[Try it]: Excluding images, repeat the data exactly as given.

[Extracted information]:
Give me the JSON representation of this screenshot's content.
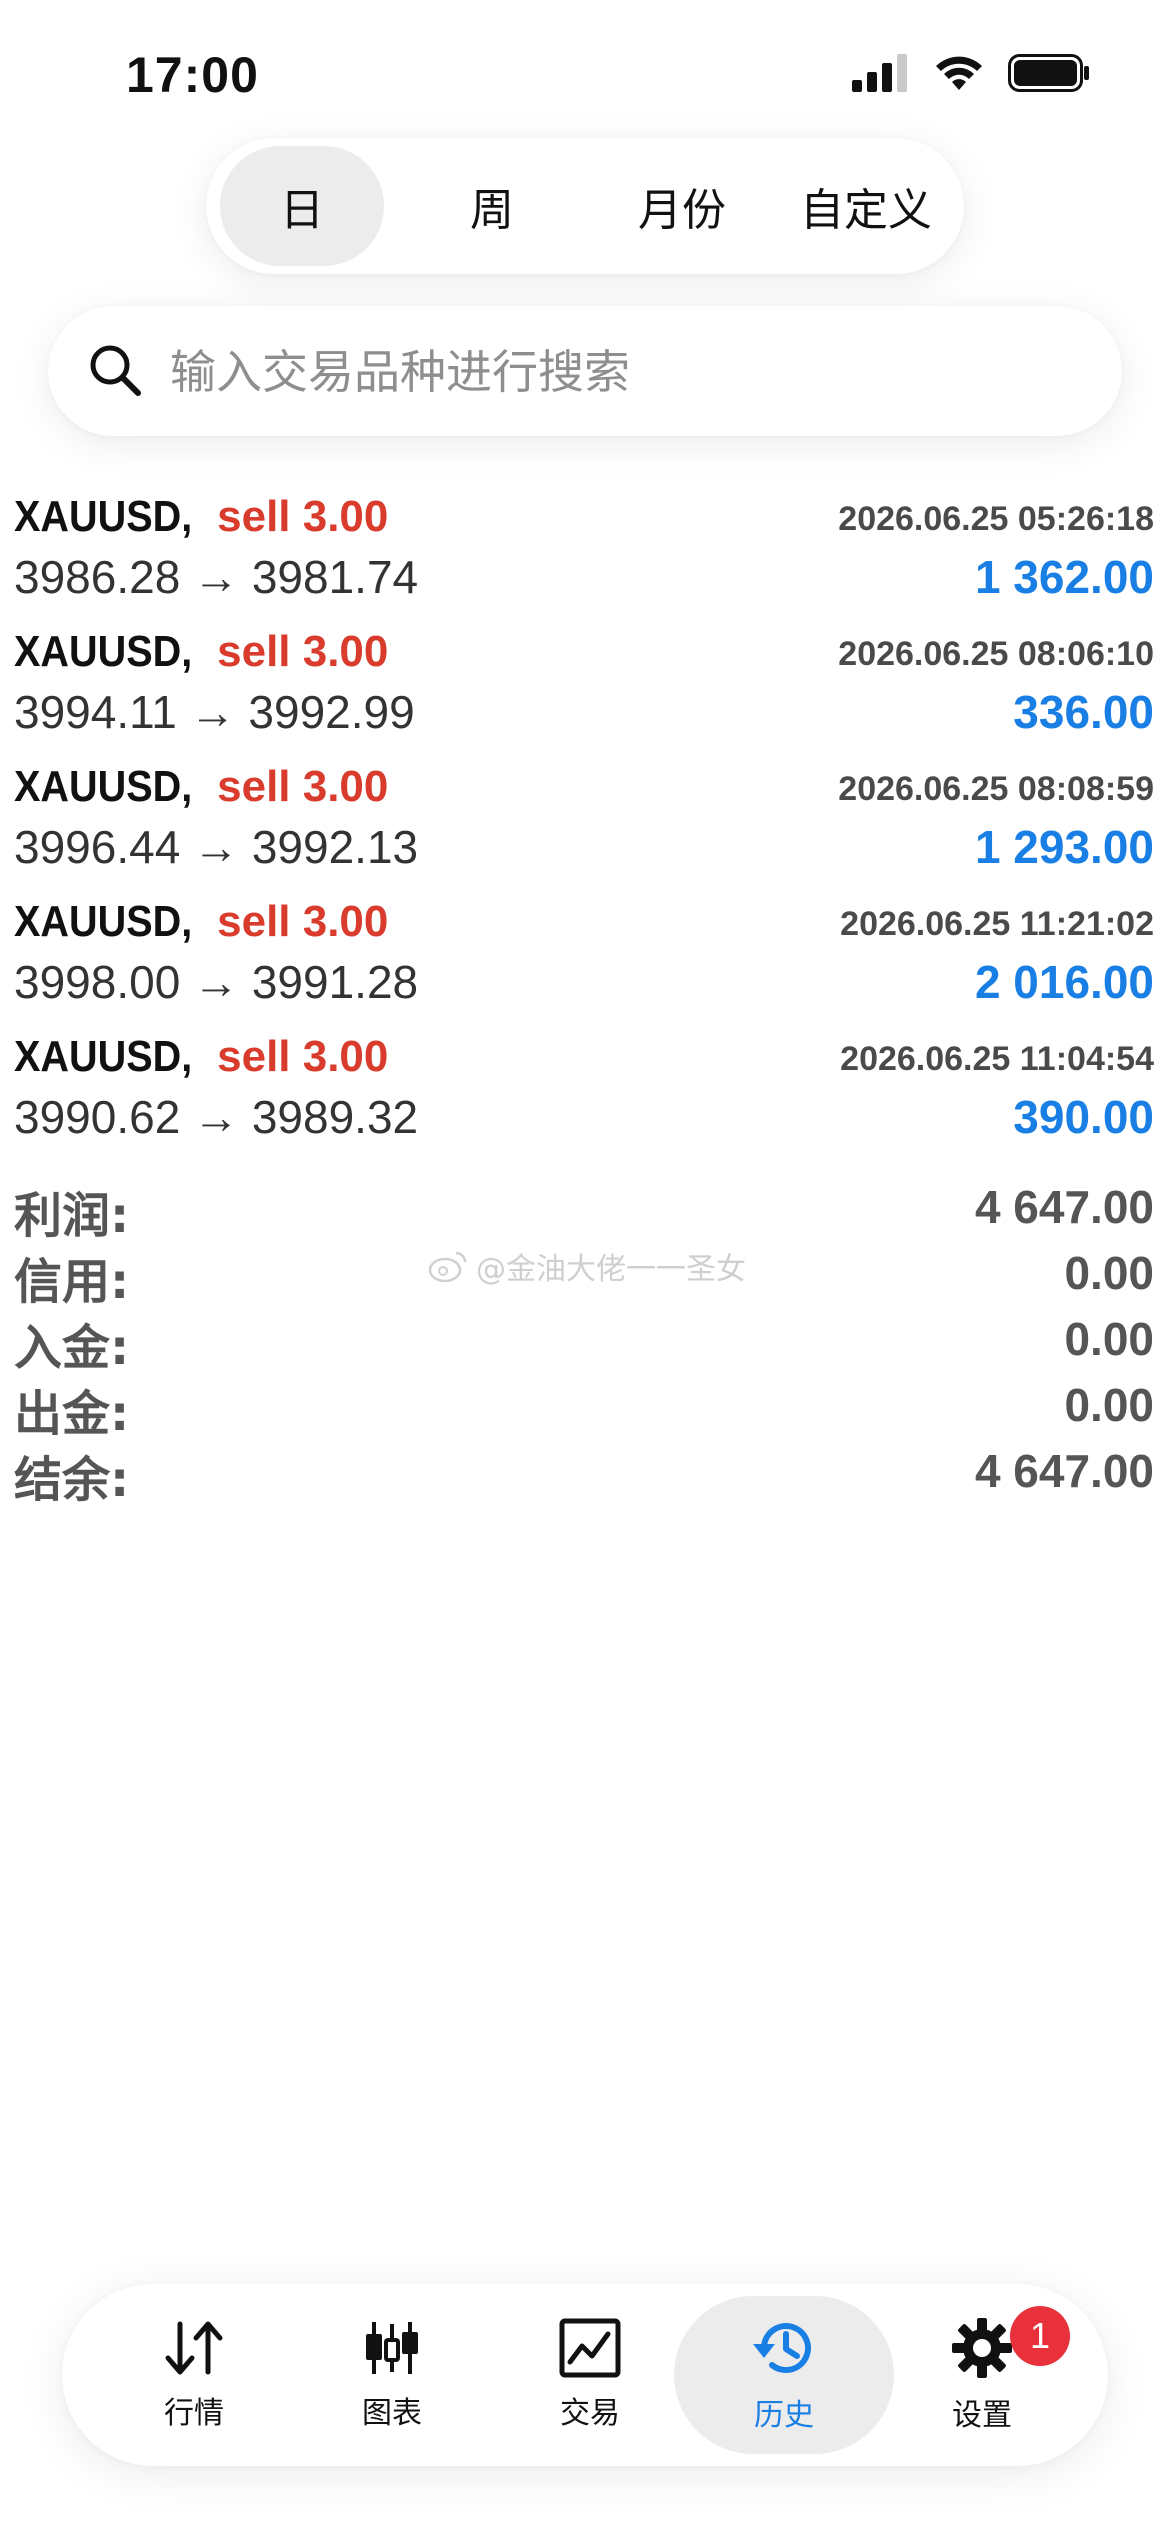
{
  "status_bar": {
    "time": "17:00",
    "icons": [
      "signal-icon",
      "wifi-icon",
      "battery-icon"
    ]
  },
  "period_tabs": [
    {
      "label": "日",
      "active": true
    },
    {
      "label": "周",
      "active": false
    },
    {
      "label": "月份",
      "active": false
    },
    {
      "label": "自定义",
      "active": false
    }
  ],
  "search": {
    "placeholder": "输入交易品种进行搜索",
    "icon": "search-icon"
  },
  "deals": [
    {
      "symbol": "XAUUSD,",
      "side": "sell 3.00",
      "time": "2026.06.25 05:26:18",
      "prices": "3986.28 → 3981.74",
      "profit": "1 362.00"
    },
    {
      "symbol": "XAUUSD,",
      "side": "sell 3.00",
      "time": "2026.06.25 08:06:10",
      "prices": "3994.11 → 3992.99",
      "profit": "336.00"
    },
    {
      "symbol": "XAUUSD,",
      "side": "sell 3.00",
      "time": "2026.06.25 08:08:59",
      "prices": "3996.44 → 3992.13",
      "profit": "1 293.00"
    },
    {
      "symbol": "XAUUSD,",
      "side": "sell 3.00",
      "time": "2026.06.25 11:21:02",
      "prices": "3998.00 → 3991.28",
      "profit": "2 016.00"
    },
    {
      "symbol": "XAUUSD,",
      "side": "sell 3.00",
      "time": "2026.06.25 11:04:54",
      "prices": "3990.62 → 3989.32",
      "profit": "390.00"
    }
  ],
  "summary": [
    {
      "label": "利润:",
      "value": "4 647.00"
    },
    {
      "label": "信用:",
      "value": "0.00"
    },
    {
      "label": "入金:",
      "value": "0.00"
    },
    {
      "label": "出金:",
      "value": "0.00"
    },
    {
      "label": "结余:",
      "value": "4 647.00"
    }
  ],
  "watermark": "@金油大佬一一圣女",
  "bottom_nav": [
    {
      "label": "行情",
      "icon": "arrows-up-down-icon",
      "active": false
    },
    {
      "label": "图表",
      "icon": "candlestick-icon",
      "active": false
    },
    {
      "label": "交易",
      "icon": "trade-chart-icon",
      "active": false
    },
    {
      "label": "历史",
      "icon": "history-clock-icon",
      "active": true
    },
    {
      "label": "设置",
      "icon": "gear-icon",
      "active": false,
      "badge": "1"
    }
  ],
  "colors": {
    "sell": "#d93b2c",
    "profit": "#1a7fe4",
    "active_nav": "#1a7fe4",
    "badge": "#e8313a"
  }
}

[Output for this task]:
Give me the JSON representation of this screenshot's content.
{
  "status_bar": {
    "time": "17:00",
    "icons": [
      "signal-icon",
      "wifi-icon",
      "battery-icon"
    ]
  },
  "period_tabs": [
    {
      "label": "日",
      "active": true
    },
    {
      "label": "周",
      "active": false
    },
    {
      "label": "月份",
      "active": false
    },
    {
      "label": "自定义",
      "active": false
    }
  ],
  "search": {
    "placeholder": "输入交易品种进行搜索",
    "icon": "search-icon"
  },
  "deals": [
    {
      "symbol": "XAUUSD,",
      "side": "sell 3.00",
      "time": "2026.06.25 05:26:18",
      "prices": "3986.28 → 3981.74",
      "profit": "1 362.00"
    },
    {
      "symbol": "XAUUSD,",
      "side": "sell 3.00",
      "time": "2026.06.25 08:06:10",
      "prices": "3994.11 → 3992.99",
      "profit": "336.00"
    },
    {
      "symbol": "XAUUSD,",
      "side": "sell 3.00",
      "time": "2026.06.25 08:08:59",
      "prices": "3996.44 → 3992.13",
      "profit": "1 293.00"
    },
    {
      "symbol": "XAUUSD,",
      "side": "sell 3.00",
      "time": "2026.06.25 11:21:02",
      "prices": "3998.00 → 3991.28",
      "profit": "2 016.00"
    },
    {
      "symbol": "XAUUSD,",
      "side": "sell 3.00",
      "time": "2026.06.25 11:04:54",
      "prices": "3990.62 → 3989.32",
      "profit": "390.00"
    }
  ],
  "summary": [
    {
      "label": "利润:",
      "value": "4 647.00"
    },
    {
      "label": "信用:",
      "value": "0.00"
    },
    {
      "label": "入金:",
      "value": "0.00"
    },
    {
      "label": "出金:",
      "value": "0.00"
    },
    {
      "label": "结余:",
      "value": "4 647.00"
    }
  ],
  "watermark": "@金油大佬一一圣女",
  "bottom_nav": [
    {
      "label": "行情",
      "icon": "arrows-up-down-icon",
      "active": false
    },
    {
      "label": "图表",
      "icon": "candlestick-icon",
      "active": false
    },
    {
      "label": "交易",
      "icon": "trade-chart-icon",
      "active": false
    },
    {
      "label": "历史",
      "icon": "history-clock-icon",
      "active": true
    },
    {
      "label": "设置",
      "icon": "gear-icon",
      "active": false,
      "badge": "1"
    }
  ],
  "colors": {
    "sell": "#d93b2c",
    "profit": "#1a7fe4",
    "active_nav": "#1a7fe4",
    "badge": "#e8313a"
  }
}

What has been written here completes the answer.